*Work item*:
How many lines in these entries contain the string "link"? Reply with the number alone.
══ Information
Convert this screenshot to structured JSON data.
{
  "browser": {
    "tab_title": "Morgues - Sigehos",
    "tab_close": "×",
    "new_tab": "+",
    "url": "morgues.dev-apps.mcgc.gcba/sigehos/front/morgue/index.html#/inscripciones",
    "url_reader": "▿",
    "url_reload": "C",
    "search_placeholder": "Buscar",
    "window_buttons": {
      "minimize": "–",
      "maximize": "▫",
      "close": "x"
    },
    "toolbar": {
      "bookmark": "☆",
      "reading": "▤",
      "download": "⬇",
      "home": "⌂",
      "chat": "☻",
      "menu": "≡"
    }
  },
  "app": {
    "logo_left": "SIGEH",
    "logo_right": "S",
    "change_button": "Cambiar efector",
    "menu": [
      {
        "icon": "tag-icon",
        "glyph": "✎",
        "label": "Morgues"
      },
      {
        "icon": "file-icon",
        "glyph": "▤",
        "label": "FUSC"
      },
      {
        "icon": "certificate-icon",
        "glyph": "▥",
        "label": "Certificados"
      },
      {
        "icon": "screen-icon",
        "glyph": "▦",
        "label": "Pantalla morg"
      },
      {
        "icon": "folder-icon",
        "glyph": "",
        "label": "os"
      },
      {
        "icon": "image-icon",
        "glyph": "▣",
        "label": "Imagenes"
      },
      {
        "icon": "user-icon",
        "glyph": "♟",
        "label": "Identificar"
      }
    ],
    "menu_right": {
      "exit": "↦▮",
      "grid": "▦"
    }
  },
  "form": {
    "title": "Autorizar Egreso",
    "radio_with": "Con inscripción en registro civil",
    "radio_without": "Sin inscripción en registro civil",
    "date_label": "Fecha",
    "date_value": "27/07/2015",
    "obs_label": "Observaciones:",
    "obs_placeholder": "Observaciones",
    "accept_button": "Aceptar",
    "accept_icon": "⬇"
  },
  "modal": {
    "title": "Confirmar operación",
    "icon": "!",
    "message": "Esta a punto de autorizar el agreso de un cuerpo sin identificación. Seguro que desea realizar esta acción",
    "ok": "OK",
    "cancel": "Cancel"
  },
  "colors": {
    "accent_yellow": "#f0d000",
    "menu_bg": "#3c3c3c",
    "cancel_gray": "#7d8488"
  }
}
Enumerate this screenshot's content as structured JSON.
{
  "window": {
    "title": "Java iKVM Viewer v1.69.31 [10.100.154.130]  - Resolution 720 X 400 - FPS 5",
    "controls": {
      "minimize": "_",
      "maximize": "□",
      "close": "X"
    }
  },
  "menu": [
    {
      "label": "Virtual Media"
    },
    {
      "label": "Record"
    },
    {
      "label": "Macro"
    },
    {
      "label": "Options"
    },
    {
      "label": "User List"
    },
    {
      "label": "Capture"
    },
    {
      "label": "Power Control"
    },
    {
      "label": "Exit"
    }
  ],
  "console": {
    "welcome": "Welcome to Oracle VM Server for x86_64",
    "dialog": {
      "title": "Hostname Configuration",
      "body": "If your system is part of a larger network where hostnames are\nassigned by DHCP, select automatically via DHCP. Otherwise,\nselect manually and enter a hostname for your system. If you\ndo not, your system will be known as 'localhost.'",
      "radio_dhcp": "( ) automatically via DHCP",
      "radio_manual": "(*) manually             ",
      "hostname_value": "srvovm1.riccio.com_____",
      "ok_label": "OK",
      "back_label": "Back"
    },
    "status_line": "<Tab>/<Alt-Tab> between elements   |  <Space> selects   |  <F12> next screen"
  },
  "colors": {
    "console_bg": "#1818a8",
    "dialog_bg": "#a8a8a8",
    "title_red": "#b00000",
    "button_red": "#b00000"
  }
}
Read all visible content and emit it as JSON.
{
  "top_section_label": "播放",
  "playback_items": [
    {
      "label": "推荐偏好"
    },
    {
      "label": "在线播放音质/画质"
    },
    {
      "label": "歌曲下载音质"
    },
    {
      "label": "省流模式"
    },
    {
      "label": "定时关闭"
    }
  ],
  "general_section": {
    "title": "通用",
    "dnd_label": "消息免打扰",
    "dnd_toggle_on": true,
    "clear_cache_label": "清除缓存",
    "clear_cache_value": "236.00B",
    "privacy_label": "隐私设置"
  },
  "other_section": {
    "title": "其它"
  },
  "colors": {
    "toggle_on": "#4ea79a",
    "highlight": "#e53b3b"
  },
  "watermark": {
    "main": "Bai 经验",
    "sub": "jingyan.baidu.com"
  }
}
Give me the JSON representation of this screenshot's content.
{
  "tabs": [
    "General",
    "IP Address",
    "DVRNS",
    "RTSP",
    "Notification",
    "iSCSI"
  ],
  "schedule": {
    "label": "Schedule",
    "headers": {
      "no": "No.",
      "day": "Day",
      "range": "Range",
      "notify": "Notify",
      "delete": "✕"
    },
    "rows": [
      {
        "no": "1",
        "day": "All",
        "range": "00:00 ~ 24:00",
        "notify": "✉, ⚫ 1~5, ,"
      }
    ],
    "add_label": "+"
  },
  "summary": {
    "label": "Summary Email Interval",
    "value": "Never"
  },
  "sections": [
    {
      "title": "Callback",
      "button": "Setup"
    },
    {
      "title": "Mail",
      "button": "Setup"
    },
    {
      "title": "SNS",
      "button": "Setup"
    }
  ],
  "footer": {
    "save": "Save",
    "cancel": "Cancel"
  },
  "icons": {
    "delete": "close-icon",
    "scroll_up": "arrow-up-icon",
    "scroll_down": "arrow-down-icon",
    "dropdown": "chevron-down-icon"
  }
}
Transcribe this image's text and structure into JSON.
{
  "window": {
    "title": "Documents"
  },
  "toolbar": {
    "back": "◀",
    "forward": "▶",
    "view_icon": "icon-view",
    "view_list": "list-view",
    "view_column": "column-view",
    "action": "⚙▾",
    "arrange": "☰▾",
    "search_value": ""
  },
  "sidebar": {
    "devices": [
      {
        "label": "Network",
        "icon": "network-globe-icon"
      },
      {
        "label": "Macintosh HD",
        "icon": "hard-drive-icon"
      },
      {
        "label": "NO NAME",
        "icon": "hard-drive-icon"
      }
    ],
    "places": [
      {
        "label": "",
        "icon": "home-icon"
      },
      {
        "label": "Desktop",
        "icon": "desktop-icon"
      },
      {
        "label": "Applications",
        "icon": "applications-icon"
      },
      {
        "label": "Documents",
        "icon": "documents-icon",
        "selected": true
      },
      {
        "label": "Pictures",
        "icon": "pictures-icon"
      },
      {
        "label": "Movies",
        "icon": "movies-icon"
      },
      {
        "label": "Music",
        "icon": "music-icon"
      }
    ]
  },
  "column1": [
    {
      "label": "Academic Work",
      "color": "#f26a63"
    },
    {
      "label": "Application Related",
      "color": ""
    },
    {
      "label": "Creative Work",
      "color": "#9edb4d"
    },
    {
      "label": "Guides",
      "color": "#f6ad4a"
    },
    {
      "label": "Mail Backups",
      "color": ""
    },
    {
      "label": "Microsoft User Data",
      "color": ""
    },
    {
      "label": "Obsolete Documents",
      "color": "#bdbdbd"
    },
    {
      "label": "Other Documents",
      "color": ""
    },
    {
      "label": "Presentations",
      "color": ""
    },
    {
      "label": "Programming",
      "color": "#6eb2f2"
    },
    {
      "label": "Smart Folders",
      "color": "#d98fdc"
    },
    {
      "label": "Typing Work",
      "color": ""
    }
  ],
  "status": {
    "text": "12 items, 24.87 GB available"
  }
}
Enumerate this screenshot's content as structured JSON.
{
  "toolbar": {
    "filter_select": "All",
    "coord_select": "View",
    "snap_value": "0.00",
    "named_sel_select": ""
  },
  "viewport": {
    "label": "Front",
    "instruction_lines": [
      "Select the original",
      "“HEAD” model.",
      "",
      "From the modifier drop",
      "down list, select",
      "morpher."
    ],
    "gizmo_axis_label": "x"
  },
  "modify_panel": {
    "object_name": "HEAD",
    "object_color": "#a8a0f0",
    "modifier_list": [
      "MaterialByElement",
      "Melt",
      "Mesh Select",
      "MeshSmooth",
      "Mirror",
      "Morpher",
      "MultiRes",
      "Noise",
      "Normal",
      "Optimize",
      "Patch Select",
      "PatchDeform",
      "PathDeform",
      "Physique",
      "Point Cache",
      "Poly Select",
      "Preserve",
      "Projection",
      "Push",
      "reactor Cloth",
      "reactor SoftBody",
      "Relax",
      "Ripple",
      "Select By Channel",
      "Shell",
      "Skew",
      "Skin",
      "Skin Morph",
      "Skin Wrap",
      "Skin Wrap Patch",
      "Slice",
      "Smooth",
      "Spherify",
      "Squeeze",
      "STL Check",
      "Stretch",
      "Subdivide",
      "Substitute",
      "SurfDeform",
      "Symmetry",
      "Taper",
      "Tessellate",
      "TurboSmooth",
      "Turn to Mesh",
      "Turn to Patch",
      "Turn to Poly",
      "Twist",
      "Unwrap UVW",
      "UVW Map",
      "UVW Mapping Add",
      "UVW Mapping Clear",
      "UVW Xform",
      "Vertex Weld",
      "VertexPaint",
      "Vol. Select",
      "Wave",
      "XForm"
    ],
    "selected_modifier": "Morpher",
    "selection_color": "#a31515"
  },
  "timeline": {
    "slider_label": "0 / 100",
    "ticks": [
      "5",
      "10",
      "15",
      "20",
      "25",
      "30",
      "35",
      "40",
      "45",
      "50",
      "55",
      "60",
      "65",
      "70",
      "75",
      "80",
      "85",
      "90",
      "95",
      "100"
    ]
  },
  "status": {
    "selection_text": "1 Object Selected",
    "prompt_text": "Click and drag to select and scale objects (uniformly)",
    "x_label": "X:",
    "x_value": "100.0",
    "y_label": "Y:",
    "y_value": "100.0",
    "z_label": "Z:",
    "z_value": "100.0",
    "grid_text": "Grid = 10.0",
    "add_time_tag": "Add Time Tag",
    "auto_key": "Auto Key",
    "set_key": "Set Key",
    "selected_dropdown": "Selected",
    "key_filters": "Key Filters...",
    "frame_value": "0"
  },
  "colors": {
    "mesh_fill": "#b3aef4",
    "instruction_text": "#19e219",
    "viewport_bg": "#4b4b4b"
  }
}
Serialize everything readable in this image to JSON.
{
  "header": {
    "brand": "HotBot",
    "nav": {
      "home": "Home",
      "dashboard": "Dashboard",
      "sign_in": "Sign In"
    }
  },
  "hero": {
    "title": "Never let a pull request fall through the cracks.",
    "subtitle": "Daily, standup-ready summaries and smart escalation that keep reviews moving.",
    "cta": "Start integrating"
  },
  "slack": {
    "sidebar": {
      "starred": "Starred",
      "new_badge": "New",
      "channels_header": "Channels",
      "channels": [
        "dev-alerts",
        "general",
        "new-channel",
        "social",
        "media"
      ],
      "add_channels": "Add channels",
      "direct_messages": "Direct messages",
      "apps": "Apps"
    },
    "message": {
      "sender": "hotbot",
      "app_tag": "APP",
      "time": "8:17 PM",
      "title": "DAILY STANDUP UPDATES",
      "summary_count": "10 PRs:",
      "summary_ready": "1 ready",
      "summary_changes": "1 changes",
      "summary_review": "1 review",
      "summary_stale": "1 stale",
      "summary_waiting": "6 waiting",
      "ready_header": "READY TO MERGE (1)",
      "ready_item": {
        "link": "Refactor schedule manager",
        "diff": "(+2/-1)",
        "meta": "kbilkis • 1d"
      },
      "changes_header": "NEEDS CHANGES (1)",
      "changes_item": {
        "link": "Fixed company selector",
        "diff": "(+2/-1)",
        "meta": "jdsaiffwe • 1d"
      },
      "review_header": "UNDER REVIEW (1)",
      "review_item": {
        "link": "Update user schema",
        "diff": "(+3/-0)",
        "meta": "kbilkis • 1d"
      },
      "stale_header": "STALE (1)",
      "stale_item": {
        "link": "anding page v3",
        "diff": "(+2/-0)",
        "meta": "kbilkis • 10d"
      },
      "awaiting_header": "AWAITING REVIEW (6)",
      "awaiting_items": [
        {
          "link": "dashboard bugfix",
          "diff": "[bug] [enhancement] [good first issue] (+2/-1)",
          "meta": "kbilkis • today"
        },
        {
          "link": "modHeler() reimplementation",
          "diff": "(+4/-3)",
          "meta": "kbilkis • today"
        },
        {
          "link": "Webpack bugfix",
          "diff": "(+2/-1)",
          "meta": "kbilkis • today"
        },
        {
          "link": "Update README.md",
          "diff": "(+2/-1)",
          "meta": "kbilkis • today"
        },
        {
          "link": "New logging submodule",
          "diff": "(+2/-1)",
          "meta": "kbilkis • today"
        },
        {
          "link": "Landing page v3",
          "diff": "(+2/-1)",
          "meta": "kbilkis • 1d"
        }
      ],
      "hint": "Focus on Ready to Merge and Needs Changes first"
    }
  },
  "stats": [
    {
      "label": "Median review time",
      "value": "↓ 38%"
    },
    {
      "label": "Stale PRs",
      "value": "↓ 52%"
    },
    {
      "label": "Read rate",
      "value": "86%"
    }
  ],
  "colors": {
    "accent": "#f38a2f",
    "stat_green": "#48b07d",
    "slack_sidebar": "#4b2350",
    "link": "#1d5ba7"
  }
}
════
*Task solution*:
11